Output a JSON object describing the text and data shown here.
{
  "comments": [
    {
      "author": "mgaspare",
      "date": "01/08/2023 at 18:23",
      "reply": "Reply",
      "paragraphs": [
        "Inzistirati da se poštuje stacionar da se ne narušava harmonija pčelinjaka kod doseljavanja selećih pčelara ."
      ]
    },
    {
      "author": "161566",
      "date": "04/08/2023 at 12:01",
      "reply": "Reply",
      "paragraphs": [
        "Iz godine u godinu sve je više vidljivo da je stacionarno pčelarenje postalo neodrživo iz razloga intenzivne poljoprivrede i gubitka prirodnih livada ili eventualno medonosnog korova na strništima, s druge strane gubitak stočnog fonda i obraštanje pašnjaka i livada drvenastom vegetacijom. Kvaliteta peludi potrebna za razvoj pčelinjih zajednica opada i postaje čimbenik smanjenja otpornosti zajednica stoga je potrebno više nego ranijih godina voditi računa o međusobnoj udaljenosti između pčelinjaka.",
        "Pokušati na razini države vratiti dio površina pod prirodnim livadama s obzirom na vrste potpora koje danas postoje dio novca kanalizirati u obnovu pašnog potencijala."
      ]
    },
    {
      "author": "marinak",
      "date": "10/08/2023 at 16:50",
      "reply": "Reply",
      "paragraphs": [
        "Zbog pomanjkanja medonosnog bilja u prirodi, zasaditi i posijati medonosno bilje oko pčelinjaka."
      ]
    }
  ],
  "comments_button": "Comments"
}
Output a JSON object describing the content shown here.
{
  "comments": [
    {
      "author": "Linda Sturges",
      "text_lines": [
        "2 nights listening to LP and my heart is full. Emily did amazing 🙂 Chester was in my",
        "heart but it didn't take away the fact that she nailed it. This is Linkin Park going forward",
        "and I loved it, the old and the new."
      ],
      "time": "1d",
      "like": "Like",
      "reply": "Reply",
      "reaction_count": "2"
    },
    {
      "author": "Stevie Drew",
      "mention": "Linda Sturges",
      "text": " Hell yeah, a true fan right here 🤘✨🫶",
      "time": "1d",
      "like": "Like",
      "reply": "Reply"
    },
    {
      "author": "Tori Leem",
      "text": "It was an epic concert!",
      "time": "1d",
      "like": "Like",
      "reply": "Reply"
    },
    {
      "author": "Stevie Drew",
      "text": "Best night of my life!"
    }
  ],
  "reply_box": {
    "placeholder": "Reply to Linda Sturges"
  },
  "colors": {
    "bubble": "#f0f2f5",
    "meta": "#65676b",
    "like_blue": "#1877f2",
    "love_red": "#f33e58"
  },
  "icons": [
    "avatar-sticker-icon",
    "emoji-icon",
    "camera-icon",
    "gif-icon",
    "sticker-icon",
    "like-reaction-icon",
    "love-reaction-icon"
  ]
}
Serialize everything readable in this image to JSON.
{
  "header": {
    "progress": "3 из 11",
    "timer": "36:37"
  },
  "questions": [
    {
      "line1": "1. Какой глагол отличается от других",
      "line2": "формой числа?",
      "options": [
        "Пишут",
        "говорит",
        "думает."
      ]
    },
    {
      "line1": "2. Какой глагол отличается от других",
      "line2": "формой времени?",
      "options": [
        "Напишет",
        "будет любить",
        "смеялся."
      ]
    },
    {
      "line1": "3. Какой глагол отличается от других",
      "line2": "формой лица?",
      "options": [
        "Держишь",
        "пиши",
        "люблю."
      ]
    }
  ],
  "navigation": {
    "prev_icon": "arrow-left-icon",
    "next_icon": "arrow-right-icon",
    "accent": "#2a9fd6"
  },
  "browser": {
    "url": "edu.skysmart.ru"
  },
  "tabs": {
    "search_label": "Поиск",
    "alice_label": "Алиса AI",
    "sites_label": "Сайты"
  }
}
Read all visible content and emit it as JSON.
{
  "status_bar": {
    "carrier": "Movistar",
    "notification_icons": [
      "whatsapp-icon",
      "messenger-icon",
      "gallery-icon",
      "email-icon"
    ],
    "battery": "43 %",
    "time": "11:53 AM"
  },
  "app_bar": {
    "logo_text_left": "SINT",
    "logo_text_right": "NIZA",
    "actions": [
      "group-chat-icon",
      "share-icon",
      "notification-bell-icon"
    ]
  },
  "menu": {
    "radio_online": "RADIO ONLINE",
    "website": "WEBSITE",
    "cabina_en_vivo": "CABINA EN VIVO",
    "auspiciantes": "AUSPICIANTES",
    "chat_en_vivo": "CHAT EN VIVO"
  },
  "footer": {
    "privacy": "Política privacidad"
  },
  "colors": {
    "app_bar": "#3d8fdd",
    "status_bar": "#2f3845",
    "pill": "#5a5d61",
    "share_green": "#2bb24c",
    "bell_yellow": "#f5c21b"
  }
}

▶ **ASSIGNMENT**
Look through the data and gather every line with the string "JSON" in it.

▶ **WRITTEN SOLUTION**
Output a JSON object describing the text and data shown here.
Output a JSON object describing the content shown here.
Serialize everything readable in this image to JSON.
Read all visible content and emit it as JSON.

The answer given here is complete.